### Your objective
For the data that follows, state how many lines hold the string "ResponseBody", giving the number by itself.

Element data from apps and pages:
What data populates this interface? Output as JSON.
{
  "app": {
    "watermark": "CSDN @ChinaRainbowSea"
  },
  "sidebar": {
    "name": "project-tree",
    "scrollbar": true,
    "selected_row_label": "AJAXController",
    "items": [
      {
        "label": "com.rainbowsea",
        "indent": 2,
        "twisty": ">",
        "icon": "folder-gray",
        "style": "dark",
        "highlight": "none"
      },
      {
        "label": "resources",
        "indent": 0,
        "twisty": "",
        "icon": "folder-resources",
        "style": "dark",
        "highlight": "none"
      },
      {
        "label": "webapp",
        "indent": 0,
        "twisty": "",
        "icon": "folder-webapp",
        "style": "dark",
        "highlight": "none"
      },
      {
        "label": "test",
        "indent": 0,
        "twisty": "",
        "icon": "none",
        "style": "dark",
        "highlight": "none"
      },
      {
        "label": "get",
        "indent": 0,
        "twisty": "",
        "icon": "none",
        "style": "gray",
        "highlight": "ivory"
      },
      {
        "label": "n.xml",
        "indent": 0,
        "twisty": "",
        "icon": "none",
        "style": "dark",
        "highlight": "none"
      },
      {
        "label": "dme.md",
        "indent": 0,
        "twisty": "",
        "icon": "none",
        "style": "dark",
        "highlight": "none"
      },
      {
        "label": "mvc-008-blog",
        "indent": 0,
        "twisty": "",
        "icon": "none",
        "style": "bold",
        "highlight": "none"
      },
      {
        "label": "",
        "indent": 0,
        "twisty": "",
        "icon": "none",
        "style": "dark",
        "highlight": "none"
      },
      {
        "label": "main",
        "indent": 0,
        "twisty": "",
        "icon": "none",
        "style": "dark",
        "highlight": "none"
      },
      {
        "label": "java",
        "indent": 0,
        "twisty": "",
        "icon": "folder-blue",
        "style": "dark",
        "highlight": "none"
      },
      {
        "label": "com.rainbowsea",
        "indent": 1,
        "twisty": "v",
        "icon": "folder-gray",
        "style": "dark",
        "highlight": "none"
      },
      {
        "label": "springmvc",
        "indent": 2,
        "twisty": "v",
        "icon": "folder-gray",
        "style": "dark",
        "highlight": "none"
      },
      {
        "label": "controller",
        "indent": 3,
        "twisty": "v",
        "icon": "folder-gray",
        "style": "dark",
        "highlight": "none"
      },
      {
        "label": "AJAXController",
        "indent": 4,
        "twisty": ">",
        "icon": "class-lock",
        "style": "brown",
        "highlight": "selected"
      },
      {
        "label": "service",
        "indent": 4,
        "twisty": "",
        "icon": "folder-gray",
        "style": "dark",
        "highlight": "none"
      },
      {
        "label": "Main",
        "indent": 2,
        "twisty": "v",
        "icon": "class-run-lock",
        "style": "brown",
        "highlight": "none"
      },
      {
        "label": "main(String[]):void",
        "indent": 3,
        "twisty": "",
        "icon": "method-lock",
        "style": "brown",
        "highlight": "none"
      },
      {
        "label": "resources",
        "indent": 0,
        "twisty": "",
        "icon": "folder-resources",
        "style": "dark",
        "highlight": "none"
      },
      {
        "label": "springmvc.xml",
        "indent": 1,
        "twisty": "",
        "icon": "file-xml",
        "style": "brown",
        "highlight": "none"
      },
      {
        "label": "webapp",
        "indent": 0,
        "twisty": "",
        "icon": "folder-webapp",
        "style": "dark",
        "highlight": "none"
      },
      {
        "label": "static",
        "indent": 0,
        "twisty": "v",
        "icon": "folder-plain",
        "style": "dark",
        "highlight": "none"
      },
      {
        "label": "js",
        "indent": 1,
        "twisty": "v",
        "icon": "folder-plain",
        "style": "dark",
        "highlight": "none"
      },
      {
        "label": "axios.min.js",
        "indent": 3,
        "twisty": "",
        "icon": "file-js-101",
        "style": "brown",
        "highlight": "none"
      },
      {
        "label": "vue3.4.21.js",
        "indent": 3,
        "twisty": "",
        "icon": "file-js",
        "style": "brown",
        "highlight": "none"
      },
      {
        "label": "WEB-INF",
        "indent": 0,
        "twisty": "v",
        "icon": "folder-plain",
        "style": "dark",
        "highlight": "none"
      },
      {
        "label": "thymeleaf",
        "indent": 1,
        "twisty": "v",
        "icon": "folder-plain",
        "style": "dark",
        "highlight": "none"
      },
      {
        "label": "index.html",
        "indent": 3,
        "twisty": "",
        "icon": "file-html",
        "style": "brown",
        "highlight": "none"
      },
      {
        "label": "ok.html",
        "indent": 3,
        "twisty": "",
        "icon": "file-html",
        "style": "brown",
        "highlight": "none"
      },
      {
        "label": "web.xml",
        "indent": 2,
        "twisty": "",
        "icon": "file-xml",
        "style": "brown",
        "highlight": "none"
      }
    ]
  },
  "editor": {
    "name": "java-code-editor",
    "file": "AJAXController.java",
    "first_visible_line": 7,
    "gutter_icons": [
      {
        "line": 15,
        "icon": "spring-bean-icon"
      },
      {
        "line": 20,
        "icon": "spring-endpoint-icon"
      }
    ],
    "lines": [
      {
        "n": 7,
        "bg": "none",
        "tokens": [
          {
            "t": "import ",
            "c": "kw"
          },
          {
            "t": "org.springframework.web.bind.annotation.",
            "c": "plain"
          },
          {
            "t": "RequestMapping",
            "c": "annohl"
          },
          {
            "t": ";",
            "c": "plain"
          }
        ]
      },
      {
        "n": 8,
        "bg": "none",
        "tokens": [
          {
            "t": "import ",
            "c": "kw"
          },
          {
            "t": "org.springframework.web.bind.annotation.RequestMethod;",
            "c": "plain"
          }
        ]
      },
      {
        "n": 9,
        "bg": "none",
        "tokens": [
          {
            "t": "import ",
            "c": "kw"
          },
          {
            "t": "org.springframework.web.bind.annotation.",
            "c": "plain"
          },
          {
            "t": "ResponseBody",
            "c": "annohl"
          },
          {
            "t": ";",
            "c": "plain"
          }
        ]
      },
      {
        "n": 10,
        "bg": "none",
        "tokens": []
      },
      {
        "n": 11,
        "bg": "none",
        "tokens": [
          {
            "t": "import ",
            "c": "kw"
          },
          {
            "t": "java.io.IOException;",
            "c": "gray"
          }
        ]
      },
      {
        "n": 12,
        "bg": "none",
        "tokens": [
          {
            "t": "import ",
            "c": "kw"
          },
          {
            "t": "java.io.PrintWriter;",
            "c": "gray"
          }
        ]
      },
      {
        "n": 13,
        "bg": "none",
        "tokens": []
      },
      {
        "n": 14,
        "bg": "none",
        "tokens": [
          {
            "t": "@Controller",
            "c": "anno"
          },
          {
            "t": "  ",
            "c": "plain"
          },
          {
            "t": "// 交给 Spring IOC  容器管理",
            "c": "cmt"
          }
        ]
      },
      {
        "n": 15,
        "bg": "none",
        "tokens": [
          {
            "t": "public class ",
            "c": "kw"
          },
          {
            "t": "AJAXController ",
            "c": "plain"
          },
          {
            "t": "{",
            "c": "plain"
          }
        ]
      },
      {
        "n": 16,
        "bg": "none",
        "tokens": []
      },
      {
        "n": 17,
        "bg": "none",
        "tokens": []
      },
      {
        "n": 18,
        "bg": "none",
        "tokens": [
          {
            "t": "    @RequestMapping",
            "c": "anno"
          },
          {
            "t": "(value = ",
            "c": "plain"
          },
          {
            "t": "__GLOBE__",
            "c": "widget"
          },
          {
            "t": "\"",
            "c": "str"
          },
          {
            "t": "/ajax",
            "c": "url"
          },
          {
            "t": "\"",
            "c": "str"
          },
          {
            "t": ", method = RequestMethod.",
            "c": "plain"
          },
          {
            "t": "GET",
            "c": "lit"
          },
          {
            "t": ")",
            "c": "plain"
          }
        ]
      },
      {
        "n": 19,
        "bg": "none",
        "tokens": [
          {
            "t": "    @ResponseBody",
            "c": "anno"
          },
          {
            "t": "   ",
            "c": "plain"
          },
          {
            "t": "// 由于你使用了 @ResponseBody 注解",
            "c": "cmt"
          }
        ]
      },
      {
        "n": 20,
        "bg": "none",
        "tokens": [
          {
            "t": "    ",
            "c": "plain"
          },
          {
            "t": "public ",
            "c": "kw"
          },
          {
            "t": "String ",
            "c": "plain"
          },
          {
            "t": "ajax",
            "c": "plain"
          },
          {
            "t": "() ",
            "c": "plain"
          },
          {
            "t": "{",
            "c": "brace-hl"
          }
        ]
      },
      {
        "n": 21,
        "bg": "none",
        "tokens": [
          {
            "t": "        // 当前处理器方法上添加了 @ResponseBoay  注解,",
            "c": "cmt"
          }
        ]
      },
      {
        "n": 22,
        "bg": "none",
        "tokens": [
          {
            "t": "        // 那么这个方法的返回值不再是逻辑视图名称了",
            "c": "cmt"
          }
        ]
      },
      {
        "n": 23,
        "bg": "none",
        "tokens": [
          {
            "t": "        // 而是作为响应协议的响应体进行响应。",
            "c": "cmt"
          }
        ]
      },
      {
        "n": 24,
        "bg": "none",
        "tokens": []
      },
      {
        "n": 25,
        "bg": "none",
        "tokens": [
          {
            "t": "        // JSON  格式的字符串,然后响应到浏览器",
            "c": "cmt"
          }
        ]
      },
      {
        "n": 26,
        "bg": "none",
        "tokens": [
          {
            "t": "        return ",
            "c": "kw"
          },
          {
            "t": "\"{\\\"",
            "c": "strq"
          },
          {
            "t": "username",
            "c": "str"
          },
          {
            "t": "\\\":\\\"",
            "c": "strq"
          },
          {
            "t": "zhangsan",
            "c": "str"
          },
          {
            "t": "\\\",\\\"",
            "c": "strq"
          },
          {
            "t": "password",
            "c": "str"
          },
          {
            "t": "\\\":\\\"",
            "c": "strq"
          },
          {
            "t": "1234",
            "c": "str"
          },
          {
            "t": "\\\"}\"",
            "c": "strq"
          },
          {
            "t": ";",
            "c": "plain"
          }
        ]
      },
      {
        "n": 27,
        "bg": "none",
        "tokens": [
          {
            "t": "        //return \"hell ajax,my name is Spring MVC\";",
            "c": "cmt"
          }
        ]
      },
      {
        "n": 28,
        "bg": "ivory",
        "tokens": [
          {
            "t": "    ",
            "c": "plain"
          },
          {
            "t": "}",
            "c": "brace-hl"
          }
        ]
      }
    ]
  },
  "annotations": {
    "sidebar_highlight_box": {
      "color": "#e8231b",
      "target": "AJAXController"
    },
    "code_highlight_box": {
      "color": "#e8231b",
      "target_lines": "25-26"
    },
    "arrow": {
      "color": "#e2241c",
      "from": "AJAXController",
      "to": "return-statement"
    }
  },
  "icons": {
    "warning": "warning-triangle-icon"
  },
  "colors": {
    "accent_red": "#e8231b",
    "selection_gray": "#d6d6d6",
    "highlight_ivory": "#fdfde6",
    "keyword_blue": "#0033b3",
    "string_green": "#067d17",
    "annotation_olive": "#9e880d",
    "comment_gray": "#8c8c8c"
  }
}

### Expected output
3